In the realm of large-scale manufacturing and engineering processes, Computer Numerical Control (CNC) turning stands out as a vital method used in creating intricate parts. It provides precision, high speed, and quality for industries where detailed work matter most like aerospace, automotive, or medical instrument production. Among other products resulting from this process are rivets- small but critical components widely used across different industry applications. This article will delve into the specifics behind CNC turning and explain the various types of rivets created through this procedure.
Understanding CNC Turning
CNC turning is a subtractive manufacturing practice using computerized controls and machine tools to remove layers from a material block or rod piece while in motion. Originally manual tasks entailing lathe operation have been replaced with high-speed, automated CNC machines that guarantee accurate, consistent results each time.
The process involves feeding programming instructions into the CNC machine that instructs it about every action to take such setting up necessary cutting implements, confirming their location over the component, deciding on particular cutting speeds, and maintaining consistency over multiple pieces without human intervention. This autonomy allows for precise specifications and creation of complex parts, including unique variations of rivets.
Diving into Different Types of Rivets
Rivets serve a very specific purpose–connecting two surfaces securely in an ideal way when welding or bolting isn’t applicable. Many different rivets types exist, distinguished mainly by head shape and end type used to deform during installation. Here is an overview of some commonly produced rivet types via CNC turning:
1. Solid Rivets: Known as the original rivet form, solid rivets require deforming one end through heat application followed by hammering, causing them to expand and hold together plate materials. These strong, reliable fasteners come in round head, flat head, and countersunk varieties.
2. Semi-tubular Rivets: As the name suggests, semi-tubular rivets adopt a partially hollow design.
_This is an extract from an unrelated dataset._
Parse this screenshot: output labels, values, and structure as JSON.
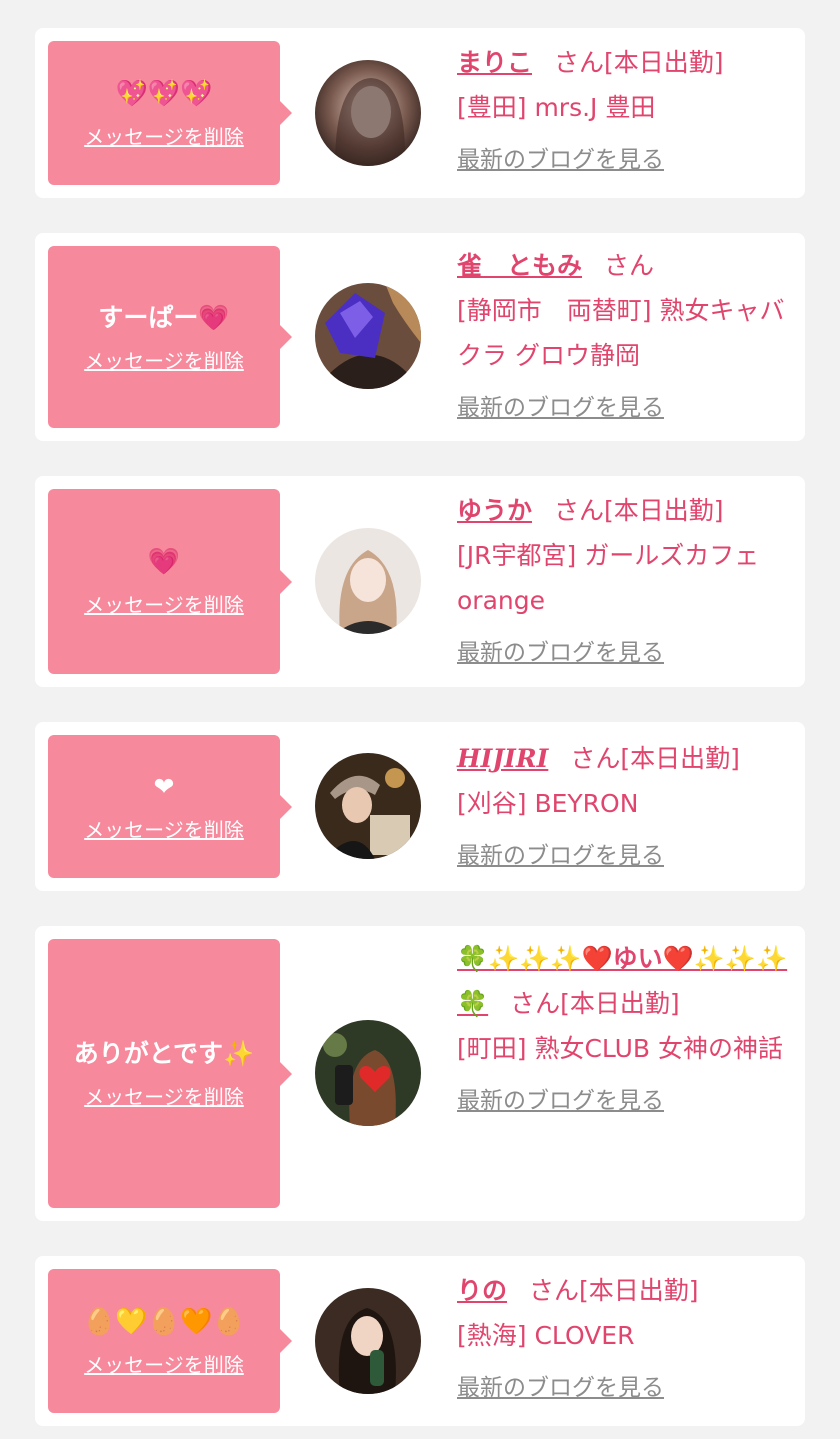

During installation, their tubular end gets curled to secure joint plates, demanding less force than needed for solid rivets.
3. Blind Rivets: Aptly named due to its functionality where only one side of the material need be accessible during installation. They feature a mandrel and sleeve which get pulled together until the mandrel breaks off leaving an expanded sleeve securing things in place. Their most prominent subtype is pop-rivets, ideal for DIY home applications or low-load bearing professional tasks.
4. Drive Rivets: These unique fasteners entail a short mandrel projecting slightly above the rivet head. Upon application of driving force, the mandrel will press into the body expanding it outward, anchoring whatever materials united under it. These are typically used for softer materials like plastic or wood.
5.Retrofit Rivets: Retrofit rivets have multiple collapses and the head style varies from typical rivet heads; they’re often used when there’s a large hole but you don’t want a big bulb left behind.
6.Rivet Nut/Bolt: Some specialty products act as both a rivet and a nut/bolt providing available threading for additional components requiring attachment on-site
To Conclude, the CNC turning process has revolutionized industrial manufacturing processes, ensuring high precision and efficiency- whether for vehicle parts, aerospace technology, or creating different rivet types serving specific needs across industries. The varied range of rivet types attests to the flexibility this revolutionary technique provides regarding product output and relevance within multiple sectors that rely heavily on sturdy, consistent connections.